According to the Better Business Bureau, penny auctions are costing Americans thousands of dollars every day by using deceptive business models that prey on consumer ignorance. Recently, a site called Kudu Bids has gained attention for offering gift cards and electronics for pennies on the dollar; however, there are numerous online reviews complaining about a supposed KuduBids scam. Before you visit this site or one offering similar promises, learn what the BBB is saying about these so-called bargain websites.

A warning to consumers

Recently, the BBB issued a warning letter outlining the potential pitfalls associated with penny auctions. According to the BBB, the organization has received hundreds of complaints, which led it to include websites like KuduBids in its annual top ten list of popular rip-offs.

Carrie A. Hurt, president and CEO of the BBB's Central, Southwest Texas, Coastal and the Permian Basin office says most consumers don't understand the risk associated with these bargain websites. According to her, winning users often end up paying more than an item is worth, thanks to the cumulative cost of placing bids. Additionally, because these sites force users to pay for the right to place bids, failed bidders end up losing money without gaining anything in return.

Are they all the same?

According to the BBB, consumers should be wary of any penny auction site; however, it has awarded some with A ratings, including QuiBids and DealDash. According to the BBB, these companies attained these ratings thanks to relatively low complaint volumes and because they've taken steps to audit their practices to prove they aren't using automated software to make fictitious bids on behalf of the companies.

What about Kudu Bids?

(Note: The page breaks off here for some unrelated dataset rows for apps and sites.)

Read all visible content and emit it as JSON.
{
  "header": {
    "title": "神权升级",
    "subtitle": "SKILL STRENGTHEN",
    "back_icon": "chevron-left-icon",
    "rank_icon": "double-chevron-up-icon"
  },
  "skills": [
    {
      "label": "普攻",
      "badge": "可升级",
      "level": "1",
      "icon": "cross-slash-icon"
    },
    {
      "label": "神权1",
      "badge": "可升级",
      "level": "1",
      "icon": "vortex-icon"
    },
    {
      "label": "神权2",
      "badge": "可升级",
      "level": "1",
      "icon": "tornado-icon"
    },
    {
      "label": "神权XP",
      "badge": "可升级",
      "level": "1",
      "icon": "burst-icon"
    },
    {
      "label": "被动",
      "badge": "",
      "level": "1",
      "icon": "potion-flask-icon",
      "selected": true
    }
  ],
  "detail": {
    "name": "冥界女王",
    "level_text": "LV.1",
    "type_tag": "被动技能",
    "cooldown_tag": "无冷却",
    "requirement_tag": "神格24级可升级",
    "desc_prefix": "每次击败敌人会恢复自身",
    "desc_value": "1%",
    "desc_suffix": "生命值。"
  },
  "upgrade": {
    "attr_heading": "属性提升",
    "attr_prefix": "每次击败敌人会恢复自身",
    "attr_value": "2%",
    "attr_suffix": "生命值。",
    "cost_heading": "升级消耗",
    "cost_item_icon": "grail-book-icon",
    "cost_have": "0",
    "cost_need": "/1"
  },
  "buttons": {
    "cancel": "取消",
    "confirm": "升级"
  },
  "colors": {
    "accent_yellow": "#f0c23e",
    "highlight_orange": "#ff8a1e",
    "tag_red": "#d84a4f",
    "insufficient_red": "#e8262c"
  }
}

Recently, negative reviews have been popping up all over the Internet complaining about a supposed KuduBids scam in which the company is accused of using automated bots to encourage user failure. Although there's no way to know if these claims are true, the BBB warns that the strategy is frequently utilized by disreputable companies. Currently, has not been rated by the BBB, and consumers would be well-advised to stay away from companies that haven't gained the organization's seal of approval.


Despite giving high ratings to certain penny auctions, the Better Business Bureau clearly states that it does not endorse the business model. That said, it does offer a guide to consumers who are dead set on participating.

According to the agency, users should always read each site's terms and conditions. It also recommends that bidders start small and set strict spending limits they can stick to. Additionally, the organization encourages consumers to research an item to find out its actual worth. Finally, the BBB warns users to avoid sites that have been accused of using automated bots and encourages bidders to check the organization's Business Review to see if a company has received an inordinate amount of complaints relative to its size and age.